Usually we suggest that clients do withhold for taxes, however it really depends on your overall situation. Regardless of whether or not you withhold for federal taxes, at the very least we advise that you have a plan for how you will pay any tax due on retirement income. Usually you can expect that IRA distributions will be fully taxable for federal tax purposes. On the other hand, social security taxation is a little more complicated. For most people, 85% of social security income is taxable at the federal level, however there can be certain situations where no social security income is taxable. For some, electing to withhold a certain amount from your payments when you receive the income can be a good way to ensure that you have accounted for the tax burden to come. You could also make estimated tax payments rather than withholding the tax from your income if you so choose. Whatever route you go, just make sure to have a plan. Otherwise you could be hit with the nasty surprise of a big tax bill due when it comes time to file your taxes.
3) I have some extra cash flow coming in, should I use it to pay off my mortgage?
Great question. If I had a dollar for every time I was asked this question I would be a rich man. It really is a personal decision, however here are some discussion points that I usually mention when I get this question.
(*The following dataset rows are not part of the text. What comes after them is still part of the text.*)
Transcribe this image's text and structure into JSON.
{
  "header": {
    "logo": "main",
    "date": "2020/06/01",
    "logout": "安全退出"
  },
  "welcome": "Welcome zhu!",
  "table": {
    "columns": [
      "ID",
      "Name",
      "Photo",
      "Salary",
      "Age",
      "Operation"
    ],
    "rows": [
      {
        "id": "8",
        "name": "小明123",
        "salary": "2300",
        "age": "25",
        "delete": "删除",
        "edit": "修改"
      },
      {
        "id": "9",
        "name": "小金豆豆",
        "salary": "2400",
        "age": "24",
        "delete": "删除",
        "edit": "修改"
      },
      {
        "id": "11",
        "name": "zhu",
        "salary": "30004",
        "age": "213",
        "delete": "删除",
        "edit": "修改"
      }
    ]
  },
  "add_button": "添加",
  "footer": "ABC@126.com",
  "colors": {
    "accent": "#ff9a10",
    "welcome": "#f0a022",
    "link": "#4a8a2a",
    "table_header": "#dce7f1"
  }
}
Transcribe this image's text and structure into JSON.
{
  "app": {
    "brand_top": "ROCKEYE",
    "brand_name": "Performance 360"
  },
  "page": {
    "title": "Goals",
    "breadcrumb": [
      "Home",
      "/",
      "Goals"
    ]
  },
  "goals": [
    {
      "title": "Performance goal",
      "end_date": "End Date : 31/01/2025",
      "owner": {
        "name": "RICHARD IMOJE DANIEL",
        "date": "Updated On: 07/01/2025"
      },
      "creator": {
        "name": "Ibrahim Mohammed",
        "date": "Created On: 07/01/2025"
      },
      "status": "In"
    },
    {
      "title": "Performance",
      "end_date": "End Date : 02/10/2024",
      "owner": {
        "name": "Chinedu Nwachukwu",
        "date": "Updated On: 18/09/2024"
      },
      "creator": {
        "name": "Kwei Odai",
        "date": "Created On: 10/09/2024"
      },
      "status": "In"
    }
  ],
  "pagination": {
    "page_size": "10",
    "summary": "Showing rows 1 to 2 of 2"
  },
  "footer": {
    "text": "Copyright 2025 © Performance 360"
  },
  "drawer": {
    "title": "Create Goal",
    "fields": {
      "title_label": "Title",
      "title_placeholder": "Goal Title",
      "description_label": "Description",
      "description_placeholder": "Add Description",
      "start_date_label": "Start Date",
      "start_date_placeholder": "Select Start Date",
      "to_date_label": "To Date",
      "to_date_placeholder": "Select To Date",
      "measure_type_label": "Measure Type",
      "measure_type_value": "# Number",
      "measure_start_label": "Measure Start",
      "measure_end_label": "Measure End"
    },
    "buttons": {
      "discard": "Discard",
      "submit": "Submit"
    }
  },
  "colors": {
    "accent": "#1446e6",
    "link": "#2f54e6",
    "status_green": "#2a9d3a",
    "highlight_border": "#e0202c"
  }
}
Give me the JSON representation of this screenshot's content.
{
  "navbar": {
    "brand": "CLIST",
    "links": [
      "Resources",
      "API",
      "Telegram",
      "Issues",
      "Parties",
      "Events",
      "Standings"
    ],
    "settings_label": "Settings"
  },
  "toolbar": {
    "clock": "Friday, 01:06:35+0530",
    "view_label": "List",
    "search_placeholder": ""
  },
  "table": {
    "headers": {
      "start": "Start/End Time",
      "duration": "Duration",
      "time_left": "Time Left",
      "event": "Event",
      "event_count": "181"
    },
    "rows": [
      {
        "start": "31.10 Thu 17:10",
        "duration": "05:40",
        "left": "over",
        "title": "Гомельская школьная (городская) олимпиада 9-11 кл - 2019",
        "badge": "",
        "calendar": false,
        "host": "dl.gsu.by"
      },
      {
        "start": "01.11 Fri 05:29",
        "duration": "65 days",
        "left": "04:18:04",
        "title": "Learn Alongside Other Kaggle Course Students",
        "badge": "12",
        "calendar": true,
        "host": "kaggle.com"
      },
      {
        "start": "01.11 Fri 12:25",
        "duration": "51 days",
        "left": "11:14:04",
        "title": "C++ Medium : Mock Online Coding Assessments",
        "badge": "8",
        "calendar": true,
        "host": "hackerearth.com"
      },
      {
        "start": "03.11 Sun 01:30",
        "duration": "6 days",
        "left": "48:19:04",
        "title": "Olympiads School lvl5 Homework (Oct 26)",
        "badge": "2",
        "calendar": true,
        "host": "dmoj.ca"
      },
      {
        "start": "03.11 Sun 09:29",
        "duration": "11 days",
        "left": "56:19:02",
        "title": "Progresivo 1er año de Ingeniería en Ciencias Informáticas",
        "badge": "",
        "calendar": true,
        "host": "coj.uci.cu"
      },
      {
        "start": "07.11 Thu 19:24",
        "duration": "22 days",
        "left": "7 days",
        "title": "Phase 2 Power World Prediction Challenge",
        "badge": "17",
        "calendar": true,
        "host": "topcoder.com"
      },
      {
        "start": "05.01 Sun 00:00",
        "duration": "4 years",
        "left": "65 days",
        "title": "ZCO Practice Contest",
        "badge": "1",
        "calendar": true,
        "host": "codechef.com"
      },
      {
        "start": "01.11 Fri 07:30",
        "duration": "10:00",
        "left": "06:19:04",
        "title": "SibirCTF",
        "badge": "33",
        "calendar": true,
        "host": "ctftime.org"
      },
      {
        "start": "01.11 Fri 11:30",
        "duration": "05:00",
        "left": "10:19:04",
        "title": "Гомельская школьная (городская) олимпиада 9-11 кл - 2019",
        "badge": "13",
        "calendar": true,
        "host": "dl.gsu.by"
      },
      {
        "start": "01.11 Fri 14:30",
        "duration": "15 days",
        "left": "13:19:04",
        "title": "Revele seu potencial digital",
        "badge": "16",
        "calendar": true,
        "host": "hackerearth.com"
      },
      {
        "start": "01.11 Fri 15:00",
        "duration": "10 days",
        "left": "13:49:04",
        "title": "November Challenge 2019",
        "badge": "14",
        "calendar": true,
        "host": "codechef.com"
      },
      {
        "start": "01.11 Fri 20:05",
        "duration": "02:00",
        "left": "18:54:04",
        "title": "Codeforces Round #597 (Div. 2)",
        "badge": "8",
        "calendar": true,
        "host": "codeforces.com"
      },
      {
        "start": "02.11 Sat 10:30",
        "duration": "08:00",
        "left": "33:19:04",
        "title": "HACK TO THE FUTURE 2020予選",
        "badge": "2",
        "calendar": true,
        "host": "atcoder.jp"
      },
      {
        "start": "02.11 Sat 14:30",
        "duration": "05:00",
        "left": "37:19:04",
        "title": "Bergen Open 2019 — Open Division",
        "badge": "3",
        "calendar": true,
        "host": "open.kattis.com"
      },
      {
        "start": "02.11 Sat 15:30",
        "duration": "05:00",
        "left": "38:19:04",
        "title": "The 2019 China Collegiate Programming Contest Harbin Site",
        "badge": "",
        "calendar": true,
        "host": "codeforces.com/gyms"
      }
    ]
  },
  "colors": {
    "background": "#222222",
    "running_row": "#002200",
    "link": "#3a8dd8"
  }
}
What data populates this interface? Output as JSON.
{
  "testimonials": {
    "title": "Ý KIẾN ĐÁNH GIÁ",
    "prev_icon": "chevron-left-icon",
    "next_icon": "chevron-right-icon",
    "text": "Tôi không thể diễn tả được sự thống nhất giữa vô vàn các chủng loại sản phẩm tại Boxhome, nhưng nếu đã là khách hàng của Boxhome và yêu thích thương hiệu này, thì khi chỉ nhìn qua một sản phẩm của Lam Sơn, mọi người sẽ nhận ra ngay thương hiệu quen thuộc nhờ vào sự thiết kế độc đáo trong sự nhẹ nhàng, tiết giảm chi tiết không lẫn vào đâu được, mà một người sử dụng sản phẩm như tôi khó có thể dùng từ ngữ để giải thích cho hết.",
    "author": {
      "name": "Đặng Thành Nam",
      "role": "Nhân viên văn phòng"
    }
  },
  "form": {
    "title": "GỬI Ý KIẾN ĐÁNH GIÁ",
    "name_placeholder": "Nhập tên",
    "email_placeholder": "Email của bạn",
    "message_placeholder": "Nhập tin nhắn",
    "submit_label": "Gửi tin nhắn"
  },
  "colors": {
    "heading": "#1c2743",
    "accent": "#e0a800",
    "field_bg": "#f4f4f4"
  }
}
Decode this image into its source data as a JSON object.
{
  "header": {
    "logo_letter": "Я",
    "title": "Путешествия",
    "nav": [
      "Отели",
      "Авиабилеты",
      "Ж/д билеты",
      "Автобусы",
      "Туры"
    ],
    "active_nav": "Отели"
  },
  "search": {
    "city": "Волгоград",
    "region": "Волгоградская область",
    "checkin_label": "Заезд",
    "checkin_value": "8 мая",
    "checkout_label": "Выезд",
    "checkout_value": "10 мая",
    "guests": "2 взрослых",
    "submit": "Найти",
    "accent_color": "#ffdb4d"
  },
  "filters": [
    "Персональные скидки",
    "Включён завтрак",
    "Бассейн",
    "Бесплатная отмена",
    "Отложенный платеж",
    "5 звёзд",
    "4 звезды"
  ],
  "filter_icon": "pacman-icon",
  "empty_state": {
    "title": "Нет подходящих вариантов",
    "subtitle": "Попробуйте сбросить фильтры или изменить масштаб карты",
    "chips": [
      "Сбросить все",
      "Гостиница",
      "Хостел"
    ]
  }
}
First, it depends on what rate of interest you are currently paying on the mortgage. Is the mortgage rate lower than other debts that you have? If so, it seems that paying off other debts before the mortgage would make better sense. Another item to think about is your emergency fund. Do you have enough funds set aside in case of an emergency? If not, perhaps you should fill up your emergency fund with your extra cash. Remember the bigger the family, the larger the emergency fund that is needed. Also, do you have a retirement plan at work? If so, are you currently contributing enough (as a percentage of your income) to get the maximum employer match? If not, you might consider contributing enough to get the match before paying down the mortgage. Lastly, it can be helpful to think about how long you plan to be in the house as well as whether or not you are able to itemize the mortgage interest you pay when you file your taxes. All of the above should be considered when trying to decide whether or not to pay extra on your mortgage. Unfortunately there is not a one size fits all answer to this question.
In an effort to keep clients and friends in the loop Cambridge is getting social, media that is. You’ll notice the various social links below, please like or follow us on whichever channel you prefer. Our goal is to provide you with timely information whether it is via our blog or social channels. We’ll try our best to keep you updated as best that we can.
© 2019, CAMBRIDGE CAPITAL MANAGEMENT, LLC. ALL RIGHTS RESERVED. THESE MATERIALS WERE DEVELOPED FOR INFORMATIONAL PURPOSES ONLY AND DO NOT TAKE INTO ACCOUNT YOUR INDIVIDUAL NEEDS, FINANCIAL OR OTHERWISE, AND SHOULD NOT BE RELIED UPON BY YOU WHEN MAKING ANY PARTICULAR FINANCIAL RELATED DECISIONS. THE INFORMATION HEREIN WAS DERIVED FROM SOURCES DEEMED TO BE RELIABLE BUT HAVE NOT BEEN INDEPENDENTLY VERIFIED, AND NO REPRESENTATIONS OR WARRANTIES ARE MADE WITH RESPECT THERETO. SOME INFORMATION IN THIS ARTICLE COULD HAVE BEEN DERIVED FROM BROADRIDGE INVESTOR COMMUNCATION SOLUTIONS, INC VIA OUR PAID SUBSCRIPTION FOR THEIR SERVICES. ANY INFORMATION FROM BROADRIDGE IS SPECIFIC PROPERTY OF BROADRIDGE.